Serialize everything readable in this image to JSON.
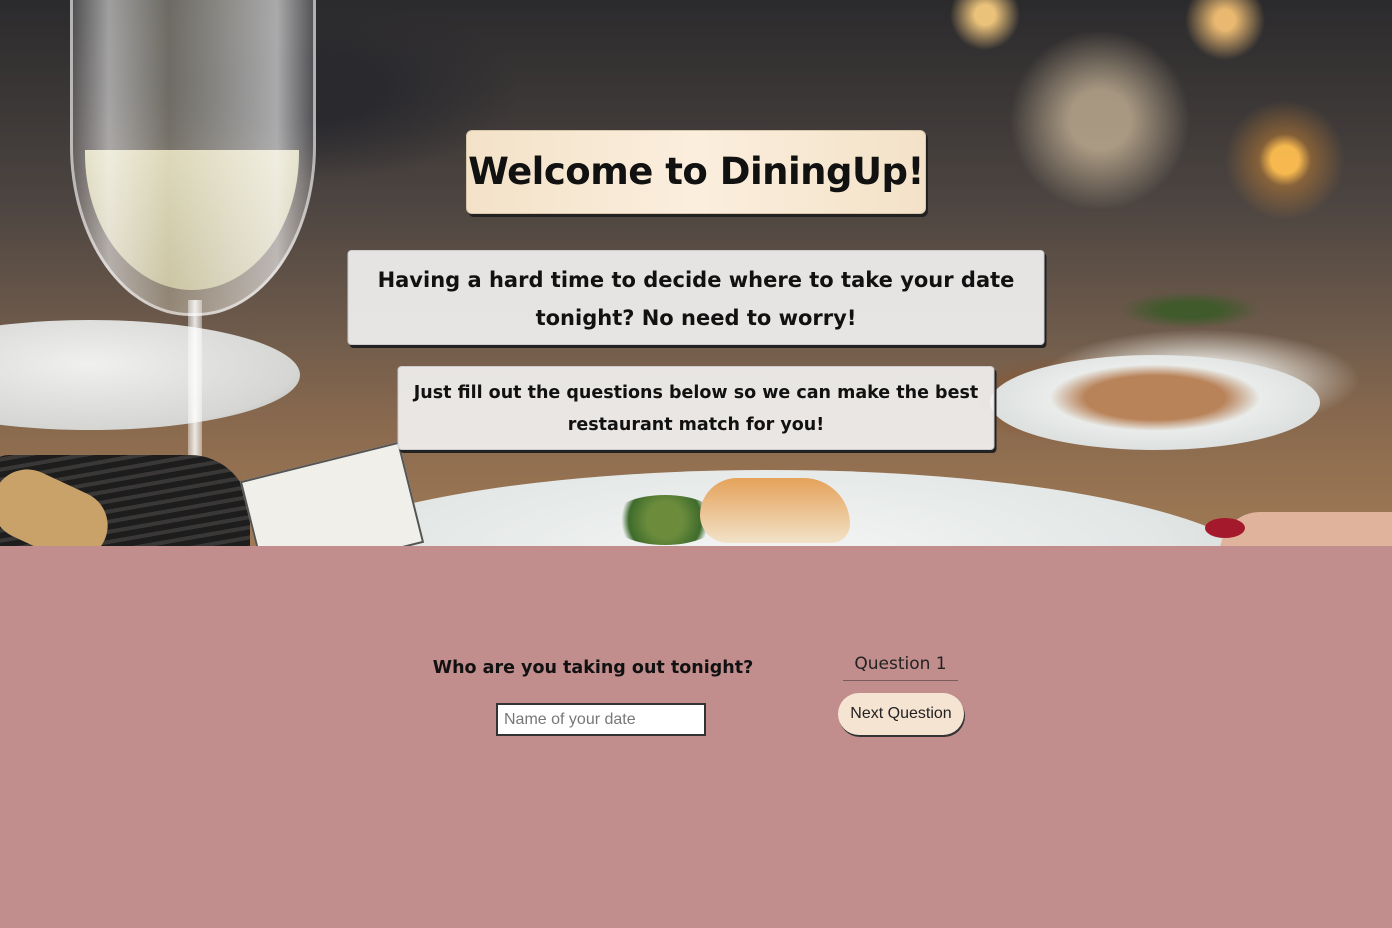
{
  "hero": {
    "title": "Welcome to DiningUp!",
    "tagline": "Having a hard time to decide where to take your date tonight? No need to worry!",
    "instructions": "Just fill out the questions below so we can make the best restaurant match for you!"
  },
  "quiz": {
    "question": "Who are you taking out tonight?",
    "answer_placeholder": "Name of your date",
    "answer_value": "",
    "question_counter": "Question 1",
    "next_button_label": "Next Question"
  },
  "colors": {
    "quiz_background": "#c18d8d",
    "title_background": "#f3e2c8",
    "button_background": "#f6e4d3"
  },
  "icons": {
    "hero_image": "restaurant-dining-table-photo"
  }
}
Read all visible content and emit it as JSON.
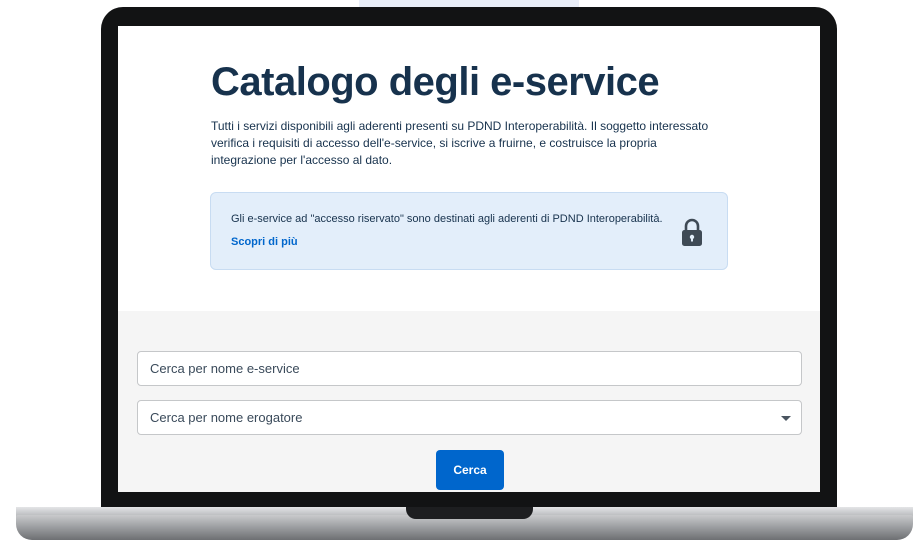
{
  "page": {
    "title": "Catalogo degli e-service",
    "intro": "Tutti i servizi disponibili agli aderenti presenti su PDND Interoperabilità. Il soggetto interessato verifica i requisiti di accesso dell'e-service, si iscrive a fruirne, e costruisce la propria integrazione per l'accesso al dato."
  },
  "notice": {
    "text": "Gli e-service ad \"accesso riservato\" sono destinati agli aderenti di PDND Interoperabilità.",
    "link": "Scopri di più",
    "icon": "lock-icon"
  },
  "search": {
    "name_placeholder": "Cerca per nome e-service",
    "provider_placeholder": "Cerca per nome erogatore",
    "button_label": "Cerca"
  },
  "colors": {
    "title": "#17324d",
    "accent": "#0066cc",
    "notice_bg": "#e3eefa",
    "search_bg": "#f5f5f5"
  }
}
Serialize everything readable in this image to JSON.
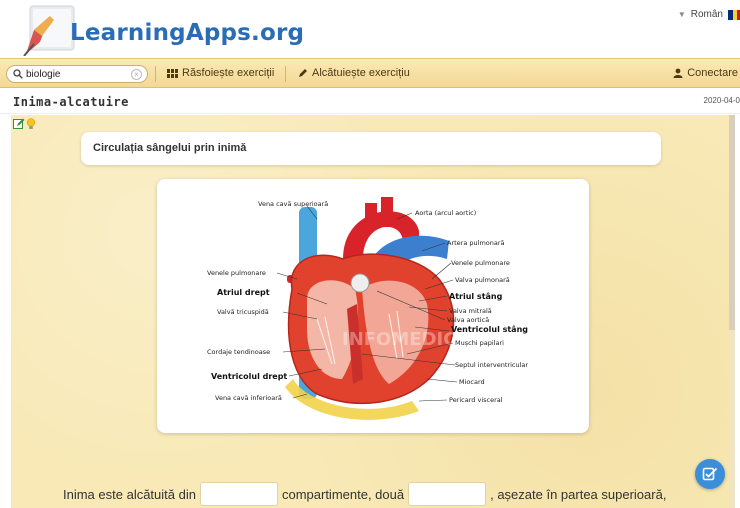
{
  "header": {
    "logo_text": "LearningApps.org",
    "language_label": "Român",
    "flag_colors": [
      "#002b7f",
      "#fcd116",
      "#ce1126"
    ]
  },
  "nav": {
    "search_value": "biologie",
    "browse_label": "Răsfoiește exerciții",
    "create_label": "Alcătuiește exercițiu",
    "login_label": "Conectare"
  },
  "page": {
    "title": "Inima-alcatuire",
    "date": "2020-04-0"
  },
  "exercise": {
    "question_title": "Circulația sângelui prin inimă",
    "sentence_part1": "Inima este alcătuită din",
    "sentence_part2": "compartimente, două",
    "sentence_part3": ", așezate în partea superioară,"
  },
  "diagram": {
    "labels": {
      "vena_cava_sup": "Vena cavă superioară",
      "aorta": "Aorta (arcul aortic)",
      "artera_pulm": "Artera pulmonară",
      "venele_pulm_r": "Venele pulmonare",
      "venele_pulm_l": "Venele pulmonare",
      "valva_pulm": "Valva pulmonară",
      "atriul_drept": "Atriul drept",
      "atriul_stang": "Atriul stâng",
      "valva_tricusp": "Valvă tricuspidă",
      "valva_mitrala": "Valva mitrală",
      "valva_aortica": "Valva aortică",
      "ventr_stang": "Ventricolul stâng",
      "muschi_pap": "Mușchi papilari",
      "cordaje": "Cordaje tendinoase",
      "septul": "Septul interventricular",
      "ventr_drept": "Ventricolul drept",
      "miocard": "Miocard",
      "vena_cava_inf": "Vena cavă inferioară",
      "pericard": "Pericard visceral",
      "watermark": "INFOMEDIC"
    }
  },
  "colors": {
    "nav_bg": "#f3d896",
    "app_bg": "#f8e9b6",
    "logo_blue": "#2a6db7",
    "check_button": "#3b8fd9"
  }
}
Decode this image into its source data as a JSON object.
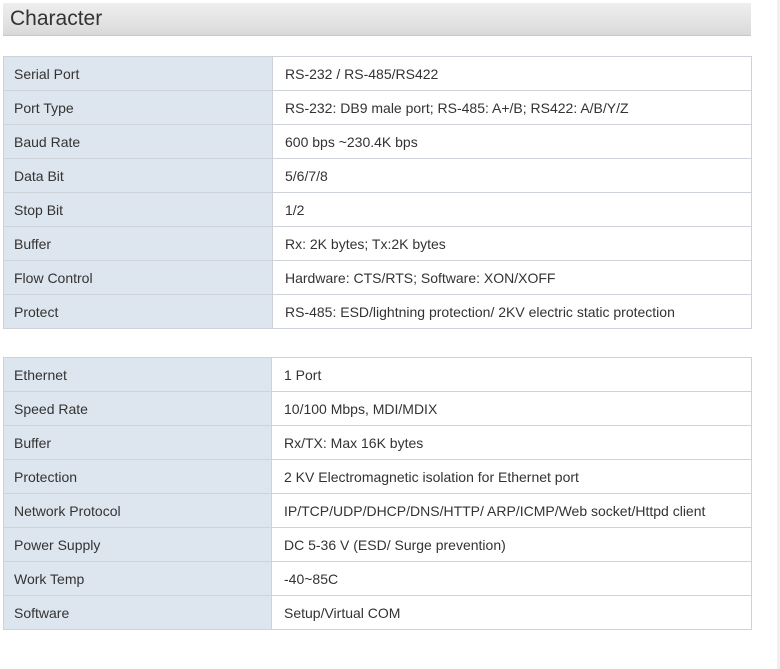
{
  "header": {
    "title": "Character"
  },
  "serial_table": {
    "rows": [
      {
        "label": "Serial Port",
        "value": "RS-232 / RS-485/RS422"
      },
      {
        "label": "Port Type",
        "value": "RS-232: DB9 male port; RS-485: A+/B; RS422: A/B/Y/Z"
      },
      {
        "label": "Baud Rate",
        "value": "600 bps ~230.4K bps"
      },
      {
        "label": "Data Bit",
        "value": "5/6/7/8"
      },
      {
        "label": "Stop Bit",
        "value": "1/2"
      },
      {
        "label": "Buffer",
        "value": "Rx: 2K bytes; Tx:2K bytes"
      },
      {
        "label": "Flow Control",
        "value": "Hardware: CTS/RTS; Software: XON/XOFF"
      },
      {
        "label": "Protect",
        "value": "RS-485: ESD/lightning protection/ 2KV electric static protection"
      }
    ]
  },
  "ethernet_table": {
    "rows": [
      {
        "label": "Ethernet",
        "value": "1 Port"
      },
      {
        "label": "Speed Rate",
        "value": "10/100 Mbps, MDI/MDIX"
      },
      {
        "label": "Buffer",
        "value": "Rx/TX: Max 16K bytes"
      },
      {
        "label": "Protection",
        "value": "2 KV Electromagnetic isolation for Ethernet port"
      },
      {
        "label": "Network Protocol",
        "value": "IP/TCP/UDP/DHCP/DNS/HTTP/ ARP/ICMP/Web socket/Httpd client"
      },
      {
        "label": "Power Supply",
        "value": "DC 5-36 V (ESD/ Surge prevention)"
      },
      {
        "label": "Work Temp",
        "value": "-40~85C"
      },
      {
        "label": "Software",
        "value": "Setup/Virtual COM"
      }
    ]
  },
  "colors": {
    "label_bg": "#dde5ee",
    "border": "#cdd3d8",
    "text": "#333333"
  }
}
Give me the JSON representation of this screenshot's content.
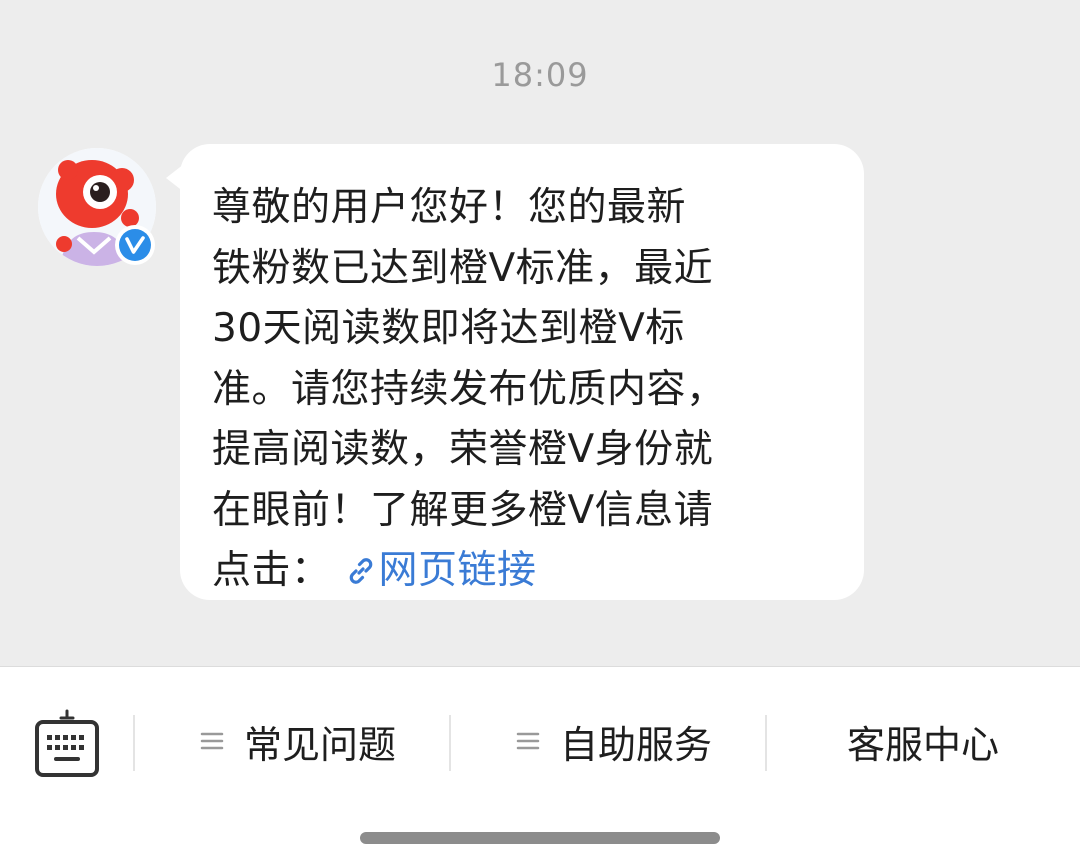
{
  "chat": {
    "timestamp": "18:09",
    "message": {
      "lines": [
        "尊敬的用户您好！您的最新",
        "铁粉数已达到橙V标准，最近",
        "30天阅读数即将达到橙V标",
        "准。请您持续发布优质内容，",
        "提高阅读数，荣誉橙V身份就",
        "在眼前！了解更多橙V信息请"
      ],
      "last_line_prefix": "点击：",
      "link_label": "网页链接",
      "link_icon": "link-icon"
    },
    "avatar": {
      "icon": "weibo-mascot-avatar",
      "badge_icon": "verified-badge-icon"
    }
  },
  "bottom_menu": {
    "keyboard_icon": "keyboard-icon",
    "items": [
      {
        "label": "常见问题",
        "icon": "menu-lines-icon"
      },
      {
        "label": "自助服务",
        "icon": "menu-lines-icon"
      },
      {
        "label": "客服中心"
      }
    ]
  },
  "colors": {
    "background": "#ededed",
    "bubble": "#ffffff",
    "link": "#3a7bd5",
    "text": "#1e1e1e",
    "timestamp": "#9a9a9a",
    "verified": "#2b8de8"
  }
}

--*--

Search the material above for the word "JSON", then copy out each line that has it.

Serialize everything readable in this image to JSON.
Read all visible content and emit it as JSON.
Serialize everything readable in this image to JSON.
Decode this image into its source data as a JSON object.
Give me the JSON representation of this screenshot's content.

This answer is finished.